Its aforementioned rail station is an obvious plus – you’re looking at only a ~25 minute train ride into the city, which makes for a painless commute or shopping trip. Likewise, all the shopping and dining of Hurstville is only a single stop away, which helps make up for Penshurst’s own lack of bigger-box retail. Just hop on the train, get your fill of all the retail madness in Hurstville Westfield and surrounds that you need, then zip back to Penshurst for sanity and peace and quiet again. While it’s not exactly a bustling retail hub, Penshurst offers more than enough to get by. It’s home to a nice little shopping and cafe strip alongside the station on Penshurst Street, with a dappling of bakeries, cake shops, gyms and the likes thrown in for good measure.

IGA covers your supermarket (and alcohol) needs, while the Penshurst Hotel offers a nice spot for a drop of some bistro dining. On the other side of the station, the area around the Strand is smaller but has a couple of other boutique services and eateries as well.

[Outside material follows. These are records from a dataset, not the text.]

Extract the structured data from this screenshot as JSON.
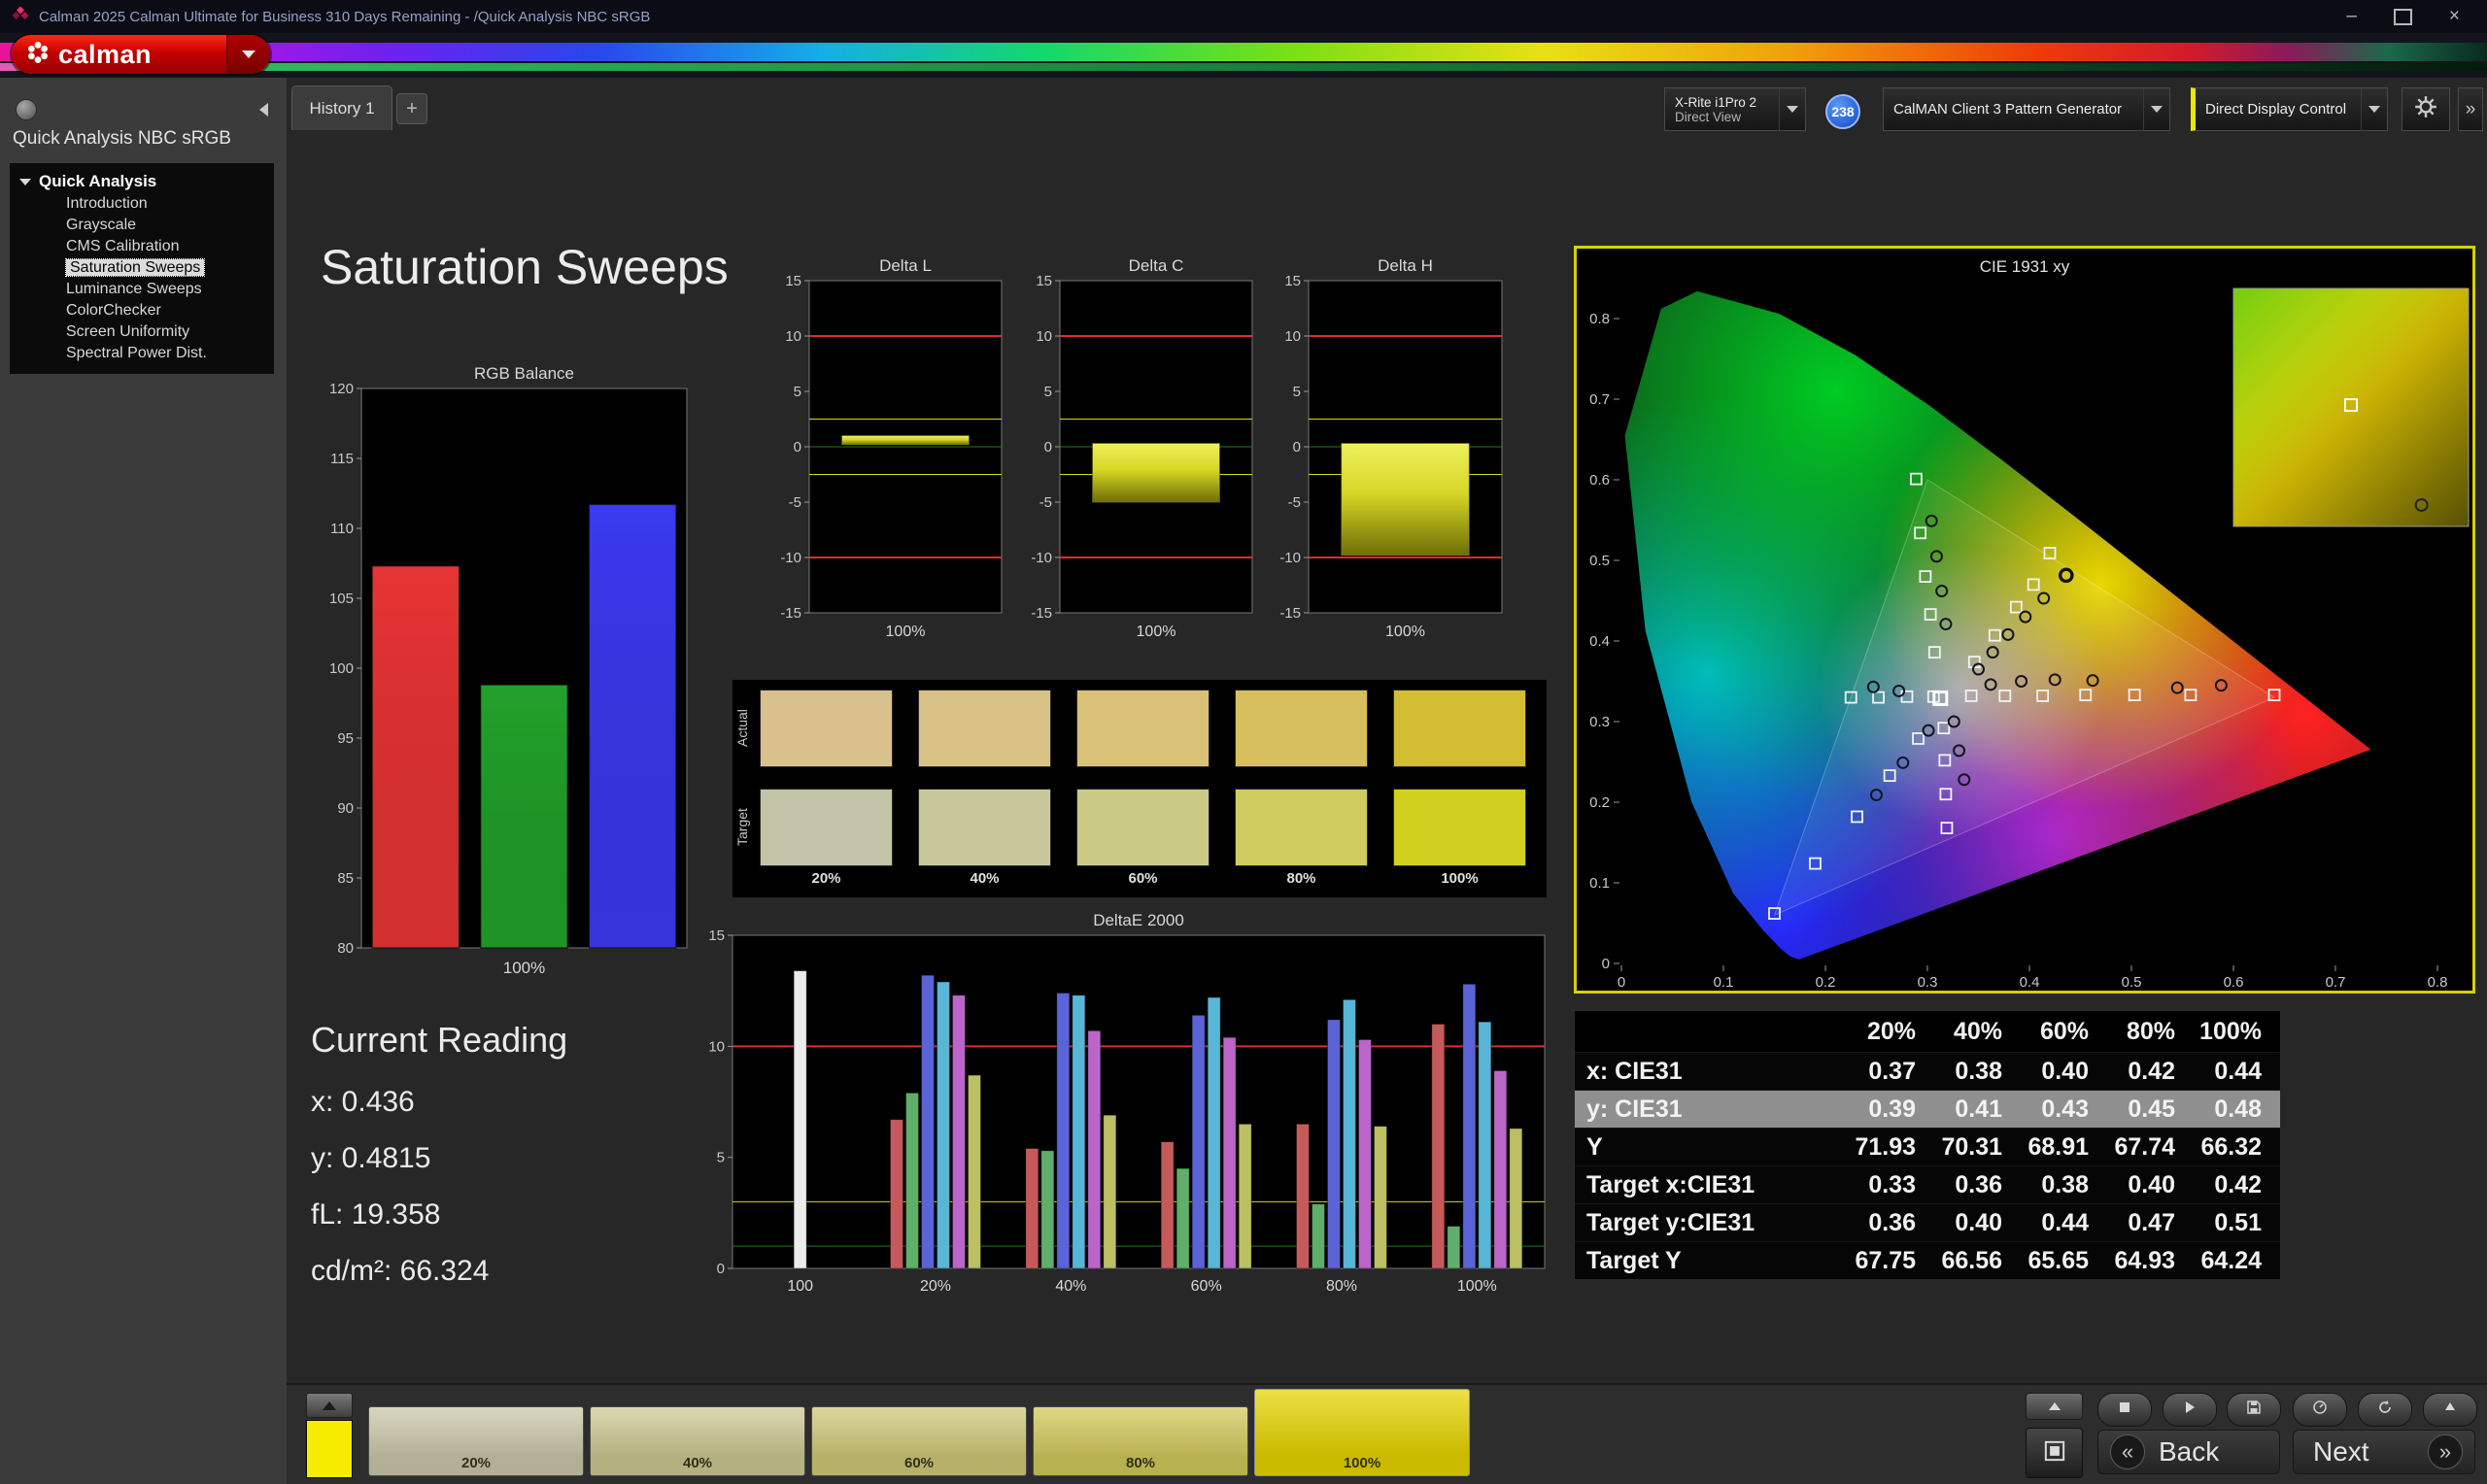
{
  "window": {
    "title": "Calman 2025 Calman Ultimate for Business 310 Days Remaining  - /Quick Analysis NBC sRGB",
    "controls": {
      "minimize": "–",
      "close": "×"
    }
  },
  "logo": {
    "text": "calman"
  },
  "sidebar": {
    "header": "Quick Analysis NBC sRGB",
    "root": "Quick Analysis",
    "items": [
      {
        "label": "Introduction",
        "selected": false
      },
      {
        "label": "Grayscale",
        "selected": false
      },
      {
        "label": "CMS Calibration",
        "selected": false
      },
      {
        "label": "Saturation Sweeps",
        "selected": true
      },
      {
        "label": "Luminance Sweeps",
        "selected": false
      },
      {
        "label": "ColorChecker",
        "selected": false
      },
      {
        "label": "Screen Uniformity",
        "selected": false
      },
      {
        "label": "Spectral Power Dist.",
        "selected": false
      }
    ]
  },
  "tabs": {
    "history": "History 1",
    "add": "+"
  },
  "toolbar": {
    "meter_line1": "X-Rite i1Pro 2",
    "meter_line2": "Direct View",
    "badge": "238",
    "pattern_generator": "CalMAN Client 3 Pattern Generator",
    "display_control": "Direct Display Control"
  },
  "page_title": "Saturation Sweeps",
  "current_reading": {
    "heading": "Current Reading",
    "lines": [
      "x: 0.436",
      "y: 0.4815",
      "fL: 19.358",
      "cd/m²: 66.324"
    ]
  },
  "swatch_panel": {
    "row_labels": [
      "Actual",
      "Target"
    ],
    "col_labels": [
      "20%",
      "40%",
      "60%",
      "80%",
      "100%"
    ],
    "actual_colors": [
      "#d8c18d",
      "#d9c286",
      "#d9c178",
      "#d6bf5c",
      "#d2be30"
    ],
    "target_colors": [
      "#c3c3a7",
      "#c7c79a",
      "#cbca85",
      "#cfcd60",
      "#d2d01e"
    ]
  },
  "results_table": {
    "columns": [
      "20%",
      "40%",
      "60%",
      "80%",
      "100%"
    ],
    "rows": [
      {
        "label": "x: CIE31",
        "values": [
          "0.37",
          "0.38",
          "0.40",
          "0.42",
          "0.44"
        ],
        "highlight": false
      },
      {
        "label": "y: CIE31",
        "values": [
          "0.39",
          "0.41",
          "0.43",
          "0.45",
          "0.48"
        ],
        "highlight": true
      },
      {
        "label": "Y",
        "values": [
          "71.93",
          "70.31",
          "68.91",
          "67.74",
          "66.32"
        ],
        "highlight": false
      },
      {
        "label": "Target x:CIE31",
        "values": [
          "0.33",
          "0.36",
          "0.38",
          "0.40",
          "0.42"
        ],
        "highlight": false
      },
      {
        "label": "Target y:CIE31",
        "values": [
          "0.36",
          "0.40",
          "0.44",
          "0.47",
          "0.51"
        ],
        "highlight": false
      },
      {
        "label": "Target Y",
        "values": [
          "67.75",
          "66.56",
          "65.65",
          "64.93",
          "64.24"
        ],
        "highlight": false
      }
    ]
  },
  "bottom_bar": {
    "swatches": [
      {
        "label": "20%",
        "color": "#cbc7a9",
        "selected": false
      },
      {
        "label": "40%",
        "color": "#cdc892",
        "selected": false
      },
      {
        "label": "60%",
        "color": "#cfc878",
        "selected": false
      },
      {
        "label": "80%",
        "color": "#d2c95a",
        "selected": false
      },
      {
        "label": "100%",
        "color": "#e6d400",
        "selected": true
      }
    ],
    "current_swatch_color": "#f6ec00",
    "back_icon": "«",
    "next_icon": "»",
    "back_label": "Back",
    "next_label": "Next"
  },
  "chart_data": [
    {
      "id": "rgb_balance",
      "type": "bar",
      "title": "RGB Balance",
      "categories": [
        "Red",
        "Green",
        "Blue"
      ],
      "values": [
        107.3,
        98.8,
        111.7
      ],
      "colors": [
        "#e83434",
        "#22a22a",
        "#3a3af0"
      ],
      "ylim": [
        80,
        120
      ],
      "ytick_step": 5,
      "xlabel": "100%"
    },
    {
      "id": "delta_l",
      "type": "delta_bar",
      "title": "Delta L",
      "ylim": [
        -15,
        15
      ],
      "ytick_step": 5,
      "xlabel": "100%",
      "bar": [
        0.2,
        1.0
      ],
      "ref_lines": [
        {
          "y": 0,
          "color": "#1f7a1f",
          "w": 1
        },
        {
          "y": 2.5,
          "color": "#d8d818",
          "w": 1
        },
        {
          "y": -2.5,
          "color": "#d8d818",
          "w": 1
        },
        {
          "y": 10,
          "color": "#d83030",
          "w": 2
        },
        {
          "y": -10,
          "color": "#d83030",
          "w": 2
        }
      ]
    },
    {
      "id": "delta_c",
      "type": "delta_bar",
      "title": "Delta C",
      "ylim": [
        -15,
        15
      ],
      "ytick_step": 5,
      "xlabel": "100%",
      "bar": [
        -5.0,
        0.3
      ],
      "ref_lines": [
        {
          "y": 0,
          "color": "#1f7a1f",
          "w": 1
        },
        {
          "y": 2.5,
          "color": "#d8d818",
          "w": 1
        },
        {
          "y": -2.5,
          "color": "#d8d818",
          "w": 1
        },
        {
          "y": 10,
          "color": "#d83030",
          "w": 2
        },
        {
          "y": -10,
          "color": "#d83030",
          "w": 2
        }
      ]
    },
    {
      "id": "delta_h",
      "type": "delta_bar",
      "title": "Delta H",
      "ylim": [
        -15,
        15
      ],
      "ytick_step": 5,
      "xlabel": "100%",
      "bar": [
        -9.8,
        0.3
      ],
      "ref_lines": [
        {
          "y": 0,
          "color": "#1f7a1f",
          "w": 1
        },
        {
          "y": 2.5,
          "color": "#d8d818",
          "w": 1
        },
        {
          "y": -2.5,
          "color": "#d8d818",
          "w": 1
        },
        {
          "y": 10,
          "color": "#d83030",
          "w": 2
        },
        {
          "y": -10,
          "color": "#d83030",
          "w": 2
        }
      ]
    },
    {
      "id": "deltae2000",
      "type": "grouped_bar",
      "title": "DeltaE 2000",
      "ylim": [
        0,
        15
      ],
      "yticks": [
        0,
        5,
        10,
        15
      ],
      "ref_lines": [
        {
          "y": 1,
          "color": "#1f7a1f",
          "w": 1
        },
        {
          "y": 3,
          "color": "#d8d818",
          "w": 1
        },
        {
          "y": 10,
          "color": "#d83030",
          "w": 2
        }
      ],
      "groups": [
        {
          "label": "100",
          "bars": [
            {
              "v": 13.4,
              "c": "#ececec"
            }
          ]
        },
        {
          "label": "20%",
          "bars": [
            {
              "v": 6.7,
              "c": "#c65a5a"
            },
            {
              "v": 7.9,
              "c": "#5fae6a"
            },
            {
              "v": 13.2,
              "c": "#5a64d6"
            },
            {
              "v": 12.9,
              "c": "#58b6d6"
            },
            {
              "v": 12.3,
              "c": "#bb65c9"
            },
            {
              "v": 8.7,
              "c": "#bcbf62"
            }
          ]
        },
        {
          "label": "40%",
          "bars": [
            {
              "v": 5.4,
              "c": "#c65a5a"
            },
            {
              "v": 5.3,
              "c": "#5fae6a"
            },
            {
              "v": 12.4,
              "c": "#5a64d6"
            },
            {
              "v": 12.3,
              "c": "#58b6d6"
            },
            {
              "v": 10.7,
              "c": "#bb65c9"
            },
            {
              "v": 6.9,
              "c": "#bcbf62"
            }
          ]
        },
        {
          "label": "60%",
          "bars": [
            {
              "v": 5.7,
              "c": "#c65a5a"
            },
            {
              "v": 4.5,
              "c": "#5fae6a"
            },
            {
              "v": 11.4,
              "c": "#5a64d6"
            },
            {
              "v": 12.2,
              "c": "#58b6d6"
            },
            {
              "v": 10.4,
              "c": "#bb65c9"
            },
            {
              "v": 6.5,
              "c": "#bcbf62"
            }
          ]
        },
        {
          "label": "80%",
          "bars": [
            {
              "v": 6.5,
              "c": "#c65a5a"
            },
            {
              "v": 2.9,
              "c": "#5fae6a"
            },
            {
              "v": 11.2,
              "c": "#5a64d6"
            },
            {
              "v": 12.1,
              "c": "#58b6d6"
            },
            {
              "v": 10.3,
              "c": "#bb65c9"
            },
            {
              "v": 6.4,
              "c": "#bcbf62"
            }
          ]
        },
        {
          "label": "100%",
          "bars": [
            {
              "v": 11.0,
              "c": "#c65a5a"
            },
            {
              "v": 1.9,
              "c": "#5fae6a"
            },
            {
              "v": 12.8,
              "c": "#5a64d6"
            },
            {
              "v": 11.1,
              "c": "#58b6d6"
            },
            {
              "v": 8.9,
              "c": "#bb65c9"
            },
            {
              "v": 6.3,
              "c": "#bcbf62"
            }
          ]
        }
      ]
    },
    {
      "id": "cie",
      "type": "scatter",
      "title": "CIE 1931 xy",
      "xlim": [
        0,
        0.8
      ],
      "ylim": [
        0,
        0.8
      ],
      "targets": [
        [
          0.225,
          0.33
        ],
        [
          0.252,
          0.33
        ],
        [
          0.28,
          0.331
        ],
        [
          0.306,
          0.331
        ],
        [
          0.343,
          0.332
        ],
        [
          0.376,
          0.332
        ],
        [
          0.413,
          0.332
        ],
        [
          0.455,
          0.333
        ],
        [
          0.503,
          0.333
        ],
        [
          0.558,
          0.333
        ],
        [
          0.64,
          0.333
        ],
        [
          0.307,
          0.386
        ],
        [
          0.303,
          0.433
        ],
        [
          0.298,
          0.48
        ],
        [
          0.293,
          0.534
        ],
        [
          0.289,
          0.601
        ],
        [
          0.291,
          0.279
        ],
        [
          0.263,
          0.233
        ],
        [
          0.231,
          0.182
        ],
        [
          0.19,
          0.124
        ],
        [
          0.15,
          0.062
        ],
        [
          0.316,
          0.292
        ],
        [
          0.317,
          0.252
        ],
        [
          0.318,
          0.21
        ],
        [
          0.319,
          0.168
        ],
        [
          0.346,
          0.374
        ],
        [
          0.366,
          0.407
        ],
        [
          0.387,
          0.442
        ],
        [
          0.404,
          0.47
        ],
        [
          0.42,
          0.509
        ]
      ],
      "measurements": [
        [
          0.35,
          0.365
        ],
        [
          0.364,
          0.386
        ],
        [
          0.379,
          0.408
        ],
        [
          0.396,
          0.43
        ],
        [
          0.414,
          0.453
        ],
        [
          0.436,
          0.4815
        ],
        [
          0.318,
          0.421
        ],
        [
          0.314,
          0.462
        ],
        [
          0.309,
          0.505
        ],
        [
          0.304,
          0.549
        ],
        [
          0.362,
          0.346
        ],
        [
          0.392,
          0.35
        ],
        [
          0.425,
          0.352
        ],
        [
          0.462,
          0.351
        ],
        [
          0.545,
          0.342
        ],
        [
          0.588,
          0.345
        ],
        [
          0.326,
          0.3
        ],
        [
          0.331,
          0.264
        ],
        [
          0.336,
          0.228
        ],
        [
          0.301,
          0.289
        ],
        [
          0.276,
          0.249
        ],
        [
          0.25,
          0.209
        ],
        [
          0.272,
          0.338
        ],
        [
          0.247,
          0.343
        ]
      ],
      "white_point": [
        0.3127,
        0.329
      ],
      "current": [
        0.436,
        0.4815
      ],
      "inset_markers": {
        "square": [
          0.5,
          0.49
        ],
        "circle": [
          0.8,
          0.91
        ]
      }
    }
  ]
}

It’s also pleasantly green as a whole. Streets and footpaths are greenery-draped, and there’s several good parks and reserves for exercise and play. Chief among these is Olds Park – a great, wide-open grounds for multiple sports including netball, football and basketball as well as running (although not off-leash dog friendly). Renown Reserve (for cricket) and Gifford Park (playground equipment) help round out these offerings as well. Being a landlocked suburb, Penshurst’s natural scene is lacking in water – there’s no seaside views or significant bodies of water – so if that’s your thing you may be disappointed. It’s not too far from the waterfront suburbs, however, and its southerly position means beachfront at the likes of Sans Souci is only a ~15 minute drive away.

Families will also find a lot to like here. In addition to the living space on offer, Penshurst is home to multiple public and private schools and is also quite safe. The moderate commute time to the city means more time for parents to spend with the kids of an evening than those suburbs further out, too.

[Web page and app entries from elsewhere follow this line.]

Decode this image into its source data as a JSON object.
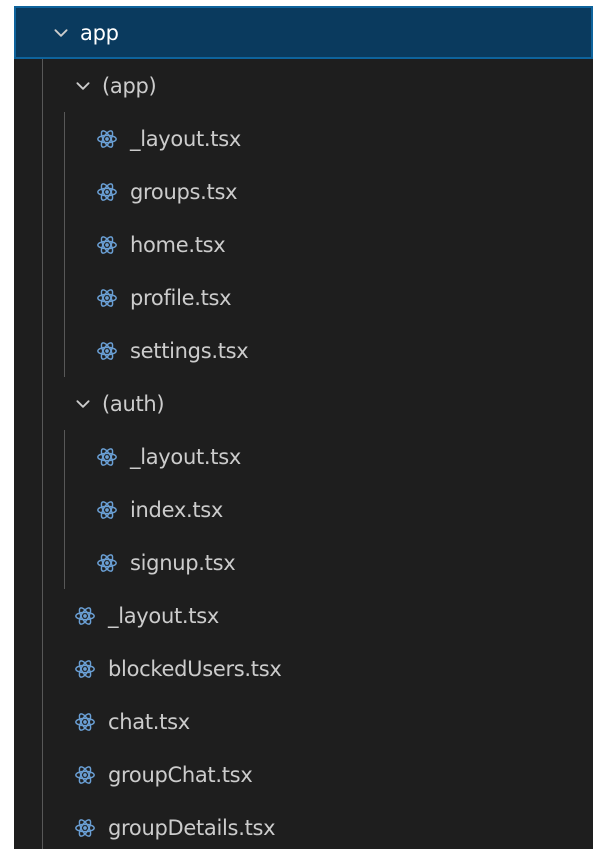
{
  "explorer": {
    "root": {
      "label": "app",
      "expanded": true,
      "selected": true
    },
    "groups": [
      {
        "label": "(app)",
        "expanded": true,
        "files": [
          "_layout.tsx",
          "groups.tsx",
          "home.tsx",
          "profile.tsx",
          "settings.tsx"
        ]
      },
      {
        "label": "(auth)",
        "expanded": true,
        "files": [
          "_layout.tsx",
          "index.tsx",
          "signup.tsx"
        ]
      }
    ],
    "files": [
      "_layout.tsx",
      "blockedUsers.tsx",
      "chat.tsx",
      "groupChat.tsx",
      "groupDetails.tsx"
    ]
  },
  "icons": {
    "folder_expanded": "chevron-down-icon",
    "tsx_file": "react-icon"
  },
  "colors": {
    "background": "#1e1e1e",
    "selected_row": "#0a3a5e",
    "selected_border": "#0e639c",
    "react_icon": "#6a9fd4",
    "text": "#cccccc"
  }
}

The Verdict

While it’s not going to blow anyone’s socks off and lacks any major attractions or highlights, Penshurst’s just a solid, highly functional Sydney suburb with very few downsides. It’s highs may not be as high as some other suburbs, but its lows are also not as low – in the aggregate, it thus fares very well.

Those looking for a slice of nice suburbia that isn’t ridiculously overpriced and still offers rail connectivity should seriously consider here as a base, as you can visit pretty much everywhere other than the North Shore within a reasonable amount of time.

It’s clean, green, safe and quiet, yet without the snobbery of some of Sydney’s wealthiest alternatives, and there’s enough amenities clustered together in its main strip to still provide a feeling of community. Younger people will likely consider it boring, aircraft noise is a bit of a factor, and while it’s decently priced (for Sydney) it’s still not the cheapest for those looking to buy a freestanding home.

Otherwise Penshurst’s suitable for pretty much any other stage of life – we can definitely see how married couples, retirees, and families of all sizes would choose here as a balanced place to live. You’re also getting easy access to all the benefits of Hurstville without having to actually live IN Hurstville, while the Shire, city, and beaches are all relatively close too.